*** Opening Dataset records ***
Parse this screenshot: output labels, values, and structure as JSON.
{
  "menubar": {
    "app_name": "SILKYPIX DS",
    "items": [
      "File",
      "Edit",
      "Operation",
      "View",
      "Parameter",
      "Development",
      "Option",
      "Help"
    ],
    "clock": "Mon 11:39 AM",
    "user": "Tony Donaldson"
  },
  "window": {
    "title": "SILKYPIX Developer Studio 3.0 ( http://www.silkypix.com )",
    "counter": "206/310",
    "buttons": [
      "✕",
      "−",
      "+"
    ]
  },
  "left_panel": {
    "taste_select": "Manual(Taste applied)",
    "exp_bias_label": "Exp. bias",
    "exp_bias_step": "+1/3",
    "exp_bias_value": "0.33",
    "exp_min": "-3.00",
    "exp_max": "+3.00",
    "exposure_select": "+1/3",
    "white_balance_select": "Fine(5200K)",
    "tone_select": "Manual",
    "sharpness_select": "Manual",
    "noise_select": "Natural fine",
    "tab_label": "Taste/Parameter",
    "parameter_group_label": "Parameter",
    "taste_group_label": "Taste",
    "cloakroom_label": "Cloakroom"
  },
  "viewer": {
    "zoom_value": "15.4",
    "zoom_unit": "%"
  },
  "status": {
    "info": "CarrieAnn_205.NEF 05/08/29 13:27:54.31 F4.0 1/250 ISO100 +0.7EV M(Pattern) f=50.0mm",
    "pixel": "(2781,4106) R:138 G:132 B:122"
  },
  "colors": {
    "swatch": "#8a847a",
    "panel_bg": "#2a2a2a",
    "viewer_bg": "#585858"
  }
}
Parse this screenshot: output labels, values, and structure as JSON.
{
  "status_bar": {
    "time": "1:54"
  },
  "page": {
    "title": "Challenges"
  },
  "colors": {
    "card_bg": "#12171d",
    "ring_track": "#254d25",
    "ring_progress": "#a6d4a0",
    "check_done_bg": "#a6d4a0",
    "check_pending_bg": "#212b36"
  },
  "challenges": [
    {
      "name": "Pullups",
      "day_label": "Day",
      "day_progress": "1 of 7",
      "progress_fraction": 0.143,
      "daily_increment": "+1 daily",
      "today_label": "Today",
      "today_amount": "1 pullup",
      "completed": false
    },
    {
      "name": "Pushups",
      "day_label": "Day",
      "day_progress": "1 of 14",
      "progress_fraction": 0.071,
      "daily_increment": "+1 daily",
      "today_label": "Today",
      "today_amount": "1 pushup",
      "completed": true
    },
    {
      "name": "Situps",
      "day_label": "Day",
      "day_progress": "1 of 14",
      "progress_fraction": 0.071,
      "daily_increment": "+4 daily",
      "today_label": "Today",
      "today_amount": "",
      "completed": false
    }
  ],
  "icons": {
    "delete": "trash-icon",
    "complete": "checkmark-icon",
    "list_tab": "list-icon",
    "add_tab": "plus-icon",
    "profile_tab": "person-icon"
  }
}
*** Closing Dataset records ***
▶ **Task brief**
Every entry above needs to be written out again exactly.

▶ **Result of the exercise**
Parse this screenshot: output labels, values, and structure as JSON.
{
  "menubar": {
    "app_name": "SILKYPIX DS",
    "items": [
      "File",
      "Edit",
      "Operation",
      "View",
      "Parameter",
      "Development",
      "Option",
      "Help"
    ],
    "clock": "Mon 11:39 AM",
    "user": "Tony Donaldson"
  },
  "window": {
    "title": "SILKYPIX Developer Studio 3.0 ( http://www.silkypix.com )",
    "counter": "206/310",
    "buttons": [
      "✕",
      "−",
      "+"
    ]
  },
  "left_panel": {
    "taste_select": "Manual(Taste applied)",
    "exp_bias_label": "Exp. bias",
    "exp_bias_step": "+1/3",
    "exp_bias_value": "0.33",
    "exp_min": "-3.00",
    "exp_max": "+3.00",
    "exposure_select": "+1/3",
    "white_balance_select": "Fine(5200K)",
    "tone_select": "Manual",
    "sharpness_select": "Manual",
    "noise_select": "Natural fine",
    "tab_label": "Taste/Parameter",
    "parameter_group_label": "Parameter",
    "taste_group_label": "Taste",
    "cloakroom_label": "Cloakroom"
  },
  "viewer": {
    "zoom_value": "15.4",
    "zoom_unit": "%"
  },
  "status": {
    "info": "CarrieAnn_205.NEF 05/08/29 13:27:54.31 F4.0 1/250 ISO100 +0.7EV M(Pattern) f=50.0mm",
    "pixel": "(2781,4106) R:138 G:132 B:122"
  },
  "colors": {
    "swatch": "#8a847a",
    "panel_bg": "#2a2a2a",
    "viewer_bg": "#585858"
  }
}
Parse this screenshot: output labels, values, and structure as JSON.
{
  "status_bar": {
    "time": "1:54"
  },
  "page": {
    "title": "Challenges"
  },
  "colors": {
    "card_bg": "#12171d",
    "ring_track": "#254d25",
    "ring_progress": "#a6d4a0",
    "check_done_bg": "#a6d4a0",
    "check_pending_bg": "#212b36"
  },
  "challenges": [
    {
      "name": "Pullups",
      "day_label": "Day",
      "day_progress": "1 of 7",
      "progress_fraction": 0.143,
      "daily_increment": "+1 daily",
      "today_label": "Today",
      "today_amount": "1 pullup",
      "completed": false
    },
    {
      "name": "Pushups",
      "day_label": "Day",
      "day_progress": "1 of 14",
      "progress_fraction": 0.071,
      "daily_increment": "+1 daily",
      "today_label": "Today",
      "today_amount": "1 pushup",
      "completed": true
    },
    {
      "name": "Situps",
      "day_label": "Day",
      "day_progress": "1 of 14",
      "progress_fraction": 0.071,
      "daily_increment": "+4 daily",
      "today_label": "Today",
      "today_amount": "",
      "completed": false
    }
  ],
  "icons": {
    "delete": "trash-icon",
    "complete": "checkmark-icon",
    "list_tab": "list-icon",
    "add_tab": "plus-icon",
    "profile_tab": "person-icon"
  }
}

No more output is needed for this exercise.